Heasoon Arzberger Rhee is the weaver of Bettlehouse. Heasoon was born and raised in South Korea. In 1980, she moved to the United States as a graduate student. After finishing her Ph.D. degree in textile science from the University Wisconsin-Madison, she worked as a textile chemist for a research institute, chemical company, and museum. During these years, she learned the nature and interplay of fibers and developed her passion for weaving.
One of her most memorable projects was weaving 50 yards of silk fabric for her mother’s burial shroud; a task typically prepared done by Korean children while their parents are still alive. Through this experience, she discovered her interest in weaving with silk. Since then, it has become her fiber of choice for its feel and its light refraction qualities.
Most of her works are created with two complicated looms which allow graphic imagery and pattern to be woven with articulation. In the development process, these patterns are created with a combination of rough sketching and precise drawing with the aid of a computer design program. Once the pattern is done, the samples are woven to adjust the differing proportions between a digitally designed piece and the actual woven piece.

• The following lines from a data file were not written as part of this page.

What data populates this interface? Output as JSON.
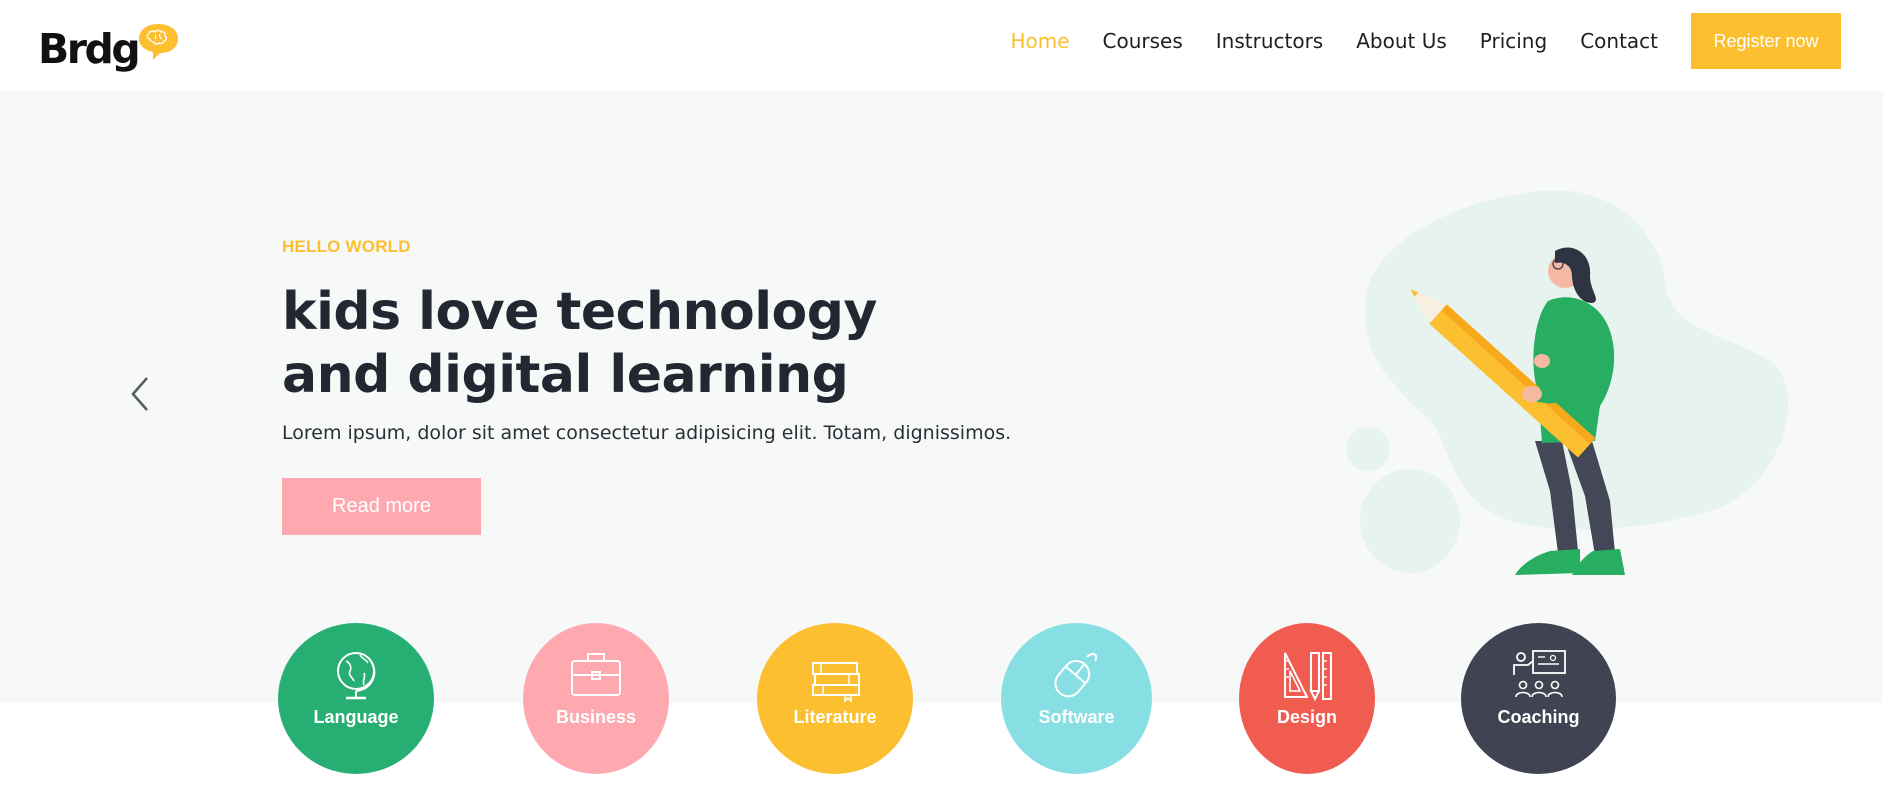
{
  "header": {
    "logo_text": "Brdg",
    "nav": [
      {
        "label": "Home",
        "active": true
      },
      {
        "label": "Courses",
        "active": false
      },
      {
        "label": "Instructors",
        "active": false
      },
      {
        "label": "About Us",
        "active": false
      },
      {
        "label": "Pricing",
        "active": false
      },
      {
        "label": "Contact",
        "active": false
      }
    ],
    "register_label": "Register now"
  },
  "hero": {
    "eyebrow": "HELLO WORLD",
    "title": "kids love technology and digital learning",
    "text": "Lorem ipsum, dolor sit amet consectetur adipisicing elit. Totam, dignissimos.",
    "cta_label": "Read more",
    "prev_icon": "chevron-left-icon",
    "next_icon": "chevron-right-icon"
  },
  "categories": [
    {
      "label": "Language",
      "icon": "globe-icon",
      "color": "#27ae73"
    },
    {
      "label": "Business",
      "icon": "briefcase-icon",
      "color": "#fda9af"
    },
    {
      "label": "Literature",
      "icon": "books-icon",
      "color": "#fcbf30"
    },
    {
      "label": "Software",
      "icon": "mouse-icon",
      "color": "#88dfe3"
    },
    {
      "label": "Design",
      "icon": "ruler-pencil-icon",
      "color": "#f15c51"
    },
    {
      "label": "Coaching",
      "icon": "classroom-icon",
      "color": "#404452"
    }
  ],
  "colors": {
    "accent": "#fcbf30",
    "cta": "#fda9af",
    "hero_bg": "#f7f9f8",
    "text_dark": "#222831"
  }
}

She is firmly committed to preparing her own warps as they become the foundation upon which the entire weaving rests. It begins with white yarns. She mixes dyes to achieve her own colors not available in commercially dyed yarns. To create one-of-a-kind wearable art piece, understanding of the construction and behavior of the materials is essential. Without such understanding, the pieces might be beautiful to the eyes but do not have any wearable quality.